Warning from Forrest about a Fraudulent FB Page

I’m sharing a warning that Forrest Fenn had posted on Dal’s site regarding a fraudulent Facebook page supposedly by Forrest Fenn. (There is a legitimate FB page which you can connect with via his blog, Old Santa Fe Trading Co.com.)

Here’s the warning I copied to share:

A fraudulent Facebook page popped up in the past week. The owner makes it look like Forrest is the owner. But he is not. Forrest asked me to announce that the page is bogus..
If you have any way to let folks know the page is not owned by Forrest, please go for it.
The fraudulent Facebook page is here:

This site asks you to “check” your clues by emailing them.

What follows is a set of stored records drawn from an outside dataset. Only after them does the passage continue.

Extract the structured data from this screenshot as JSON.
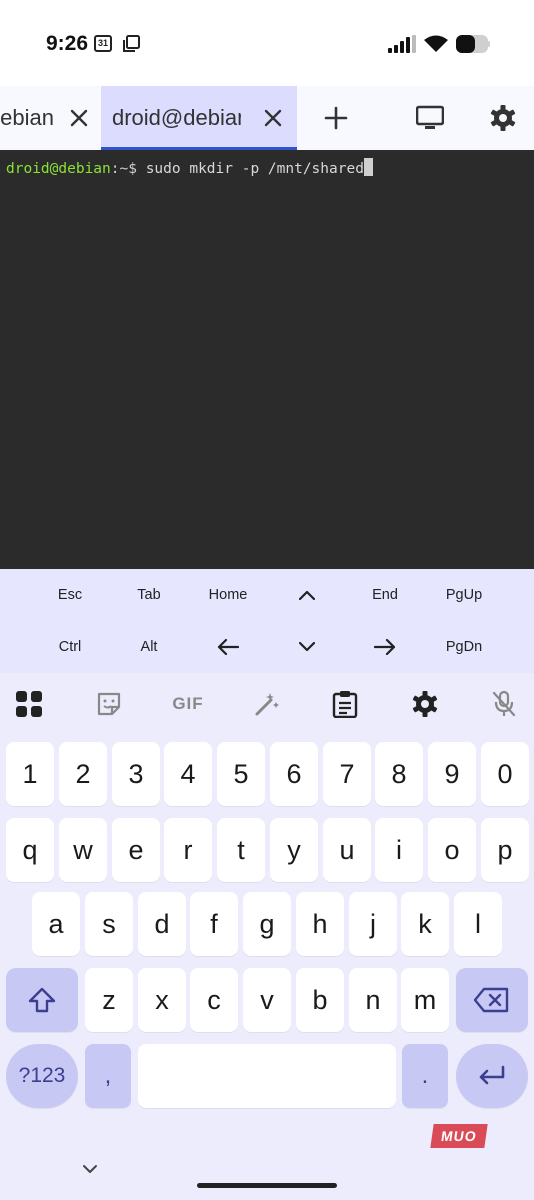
{
  "status_bar": {
    "time": "9:26",
    "calendar_day": "31",
    "icons": [
      "signal-icon",
      "wifi-icon",
      "battery-icon"
    ]
  },
  "tabs": [
    {
      "label": "droid@debian",
      "active": false
    },
    {
      "label": "droid@debian",
      "active": true
    }
  ],
  "toolbar_icons": [
    "add-tab-icon",
    "display-icon",
    "settings-icon"
  ],
  "terminal": {
    "prompt_user": "droid@debian",
    "prompt_sep": ":~$ ",
    "command": "sudo mkdir -p /mnt/shared"
  },
  "extra_keys": {
    "row1": [
      "Esc",
      "Tab",
      "Home",
      "^",
      "End",
      "PgUp"
    ],
    "row2": [
      "Ctrl",
      "Alt",
      "←",
      "⌄",
      "→",
      "PgDn"
    ]
  },
  "keyboard": {
    "toolbar": [
      "apps-grid-icon",
      "sticker-icon",
      "GIF",
      "magic-wand-icon",
      "clipboard-icon",
      "settings-icon",
      "mic-off-icon"
    ],
    "gif_label": "GIF",
    "number_row": [
      "1",
      "2",
      "3",
      "4",
      "5",
      "6",
      "7",
      "8",
      "9",
      "0"
    ],
    "row_q": [
      "q",
      "w",
      "e",
      "r",
      "t",
      "y",
      "u",
      "i",
      "o",
      "p"
    ],
    "row_a": [
      "a",
      "s",
      "d",
      "f",
      "g",
      "h",
      "j",
      "k",
      "l"
    ],
    "row_z": [
      "z",
      "x",
      "c",
      "v",
      "b",
      "n",
      "m"
    ],
    "symbols_label": "?123",
    "comma": ",",
    "period": ".",
    "accent_color": "#3b3f8f"
  },
  "watermark": "MUO"
}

I don’t think so, Buster.

(I thought the Fraudster might have taken it down, but, no, it’s still out there.)

Tribute and Tributary

Champagne Glow

Champagne Glow (Photo credit: pepemczolz)

A toast to Dal Neitzel —   his blog, Thrill of the Chase, recently passed the 2 millionth mark!  Beginner and seasoned searchers go there for the latest and the most useful information on the hunt for Forrest Fenn’s hidden treasure chest.  Thank you.

Dal just added a great story, The Shaft, about one of his excursions last fall that involved a real life character named Harley.  Kind of a LOL, edge of your seat story.  I also think much could be made of the findings, but maybe that’s just my imagination on the run again.

This puts my stats in perspective.  I was so tickled to have passed 250 followers and twenty thousand-some views a couple months ago.  It pales in comparison, but I’m not in competition.  This site is just a feeder stream to the rivers of info on Forrest’s and Dal’s websites.


IMG_0285Okay.  Maybe it’s just a trickle, but it leads readers to more information about the man who wrote the poem with 9 clues


Mr. Fenn signing my TTOTC.

Forrest Fenn signing my copy of The Thrill of the Chase


and his books with hints, the man who hid a treasure trove of gold nuggets, coins and jewels, and the story of his life.

Snow is melting.  Fevers are rising.  Time to get the camping gear ready.

Chugwater Sheep Wagon

Chugwater Shepherd Wagon

Now just where does that warm water halt???